═════ PROVIDED RECORDS ═════

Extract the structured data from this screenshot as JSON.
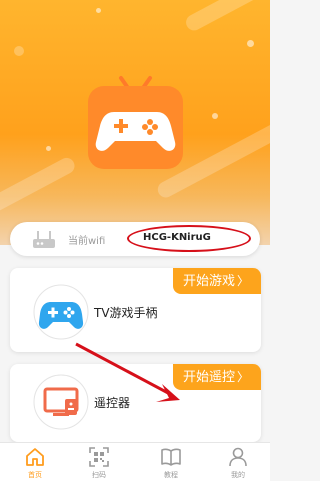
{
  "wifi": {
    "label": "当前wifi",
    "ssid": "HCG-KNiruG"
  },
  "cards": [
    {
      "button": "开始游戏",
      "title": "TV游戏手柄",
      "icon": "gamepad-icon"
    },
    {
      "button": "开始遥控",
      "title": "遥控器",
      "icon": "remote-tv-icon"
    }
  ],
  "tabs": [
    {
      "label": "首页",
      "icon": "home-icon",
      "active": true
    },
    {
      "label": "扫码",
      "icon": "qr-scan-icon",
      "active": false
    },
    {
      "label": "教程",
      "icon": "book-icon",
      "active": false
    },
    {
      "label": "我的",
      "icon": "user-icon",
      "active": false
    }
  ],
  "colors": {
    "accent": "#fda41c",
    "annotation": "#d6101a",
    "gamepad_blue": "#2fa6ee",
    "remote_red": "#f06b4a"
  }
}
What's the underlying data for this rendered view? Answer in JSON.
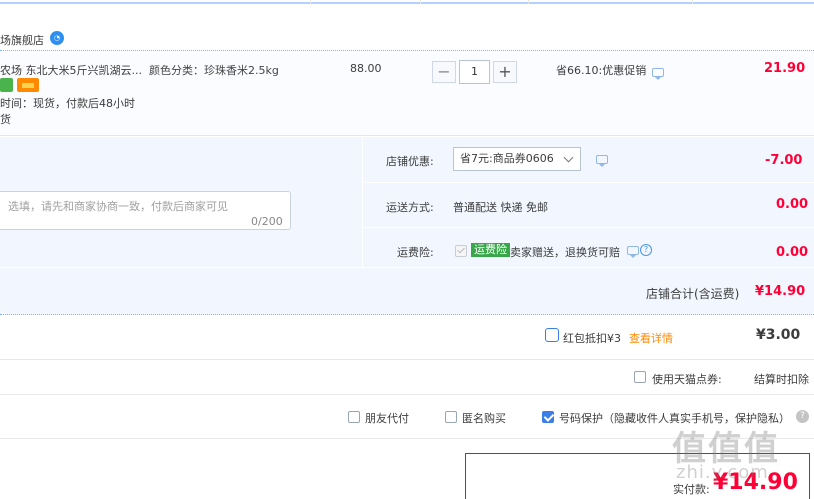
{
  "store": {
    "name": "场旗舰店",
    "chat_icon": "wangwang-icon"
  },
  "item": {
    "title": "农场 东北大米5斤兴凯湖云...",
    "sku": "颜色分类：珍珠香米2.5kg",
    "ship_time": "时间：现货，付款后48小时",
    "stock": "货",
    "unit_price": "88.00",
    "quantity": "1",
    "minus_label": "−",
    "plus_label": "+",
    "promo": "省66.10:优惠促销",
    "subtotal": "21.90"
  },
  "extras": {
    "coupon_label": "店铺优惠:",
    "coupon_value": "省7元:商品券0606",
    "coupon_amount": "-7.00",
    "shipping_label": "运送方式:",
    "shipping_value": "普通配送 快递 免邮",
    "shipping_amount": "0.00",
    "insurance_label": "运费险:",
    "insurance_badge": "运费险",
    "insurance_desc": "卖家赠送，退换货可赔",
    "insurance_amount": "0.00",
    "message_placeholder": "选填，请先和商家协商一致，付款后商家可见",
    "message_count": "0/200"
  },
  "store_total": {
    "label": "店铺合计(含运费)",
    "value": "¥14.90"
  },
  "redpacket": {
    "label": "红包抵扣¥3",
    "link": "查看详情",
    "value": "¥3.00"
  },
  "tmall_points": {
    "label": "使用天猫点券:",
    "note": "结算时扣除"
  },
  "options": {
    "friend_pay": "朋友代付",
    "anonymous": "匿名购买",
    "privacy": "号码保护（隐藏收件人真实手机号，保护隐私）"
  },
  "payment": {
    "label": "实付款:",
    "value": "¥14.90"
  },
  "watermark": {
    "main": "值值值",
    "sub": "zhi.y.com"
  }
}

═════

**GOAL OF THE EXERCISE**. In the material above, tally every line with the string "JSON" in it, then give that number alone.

**SOLUTION TO THE EXERCISE**. 2